#### WHAT TO DO:
Search the records for the string "populer", then copy each line where it appears.

#### DATA SHOWN:
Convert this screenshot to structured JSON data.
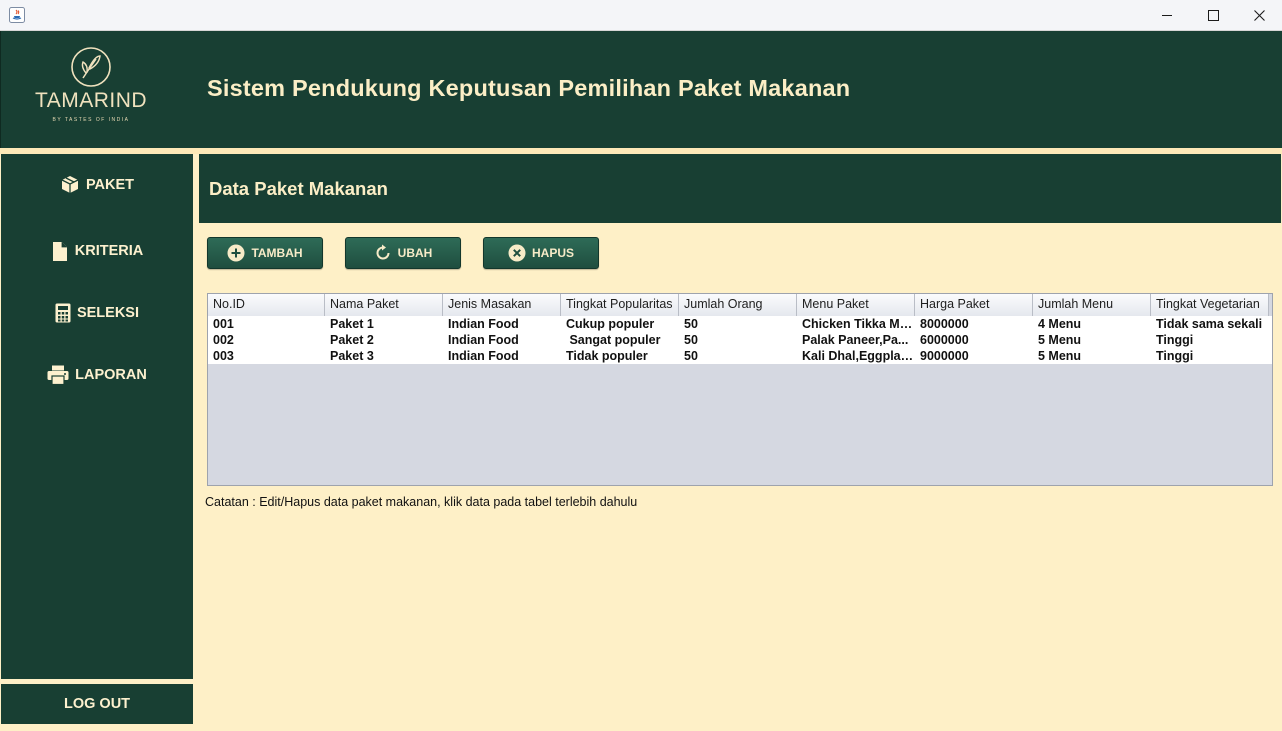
{
  "header": {
    "logo_name": "TAMARIND",
    "logo_tagline": "BY TASTES OF INDIA",
    "title": "Sistem Pendukung Keputusan Pemilihan Paket Makanan"
  },
  "sidebar": {
    "items": [
      {
        "label": "PAKET",
        "icon": "box-icon"
      },
      {
        "label": "KRITERIA",
        "icon": "document-icon"
      },
      {
        "label": "SELEKSI",
        "icon": "calculator-icon"
      },
      {
        "label": "LAPORAN",
        "icon": "printer-icon"
      }
    ],
    "logout_label": "LOG OUT"
  },
  "panel": {
    "title": "Data Paket Makanan"
  },
  "toolbar": {
    "add_label": "TAMBAH",
    "edit_label": "UBAH",
    "delete_label": "HAPUS"
  },
  "table": {
    "columns": [
      "No.ID",
      "Nama Paket",
      "Jenis Masakan",
      "Tingkat Popularitas",
      "Jumlah Orang",
      "Menu Paket",
      "Harga Paket",
      "Jumlah Menu",
      "Tingkat Vegetarian"
    ],
    "rows": [
      [
        "001",
        "Paket 1",
        "Indian Food",
        "Cukup populer",
        "50",
        "Chicken Tikka Ma...",
        "8000000",
        "4 Menu",
        "Tidak sama sekali"
      ],
      [
        "002",
        "Paket 2",
        "Indian Food",
        " Sangat populer",
        "50",
        "Palak Paneer,Pa...",
        "6000000",
        "5 Menu",
        "Tinggi"
      ],
      [
        "003",
        "Paket 3",
        "Indian Food",
        "Tidak populer",
        "50",
        "Kali Dhal,Eggplan...",
        "9000000",
        "5 Menu",
        "Tinggi"
      ]
    ]
  },
  "note": "Catatan : Edit/Hapus data paket makanan, klik data pada tabel terlebih dahulu",
  "colors": {
    "primary_green": "#183f33",
    "background_cream": "#fef0c7",
    "text_cream": "#fbeec6"
  }
}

#### SOLUTION TO THIS TASK:
        "Cukup populer",
        " Sangat populer",
        "Tidak populer",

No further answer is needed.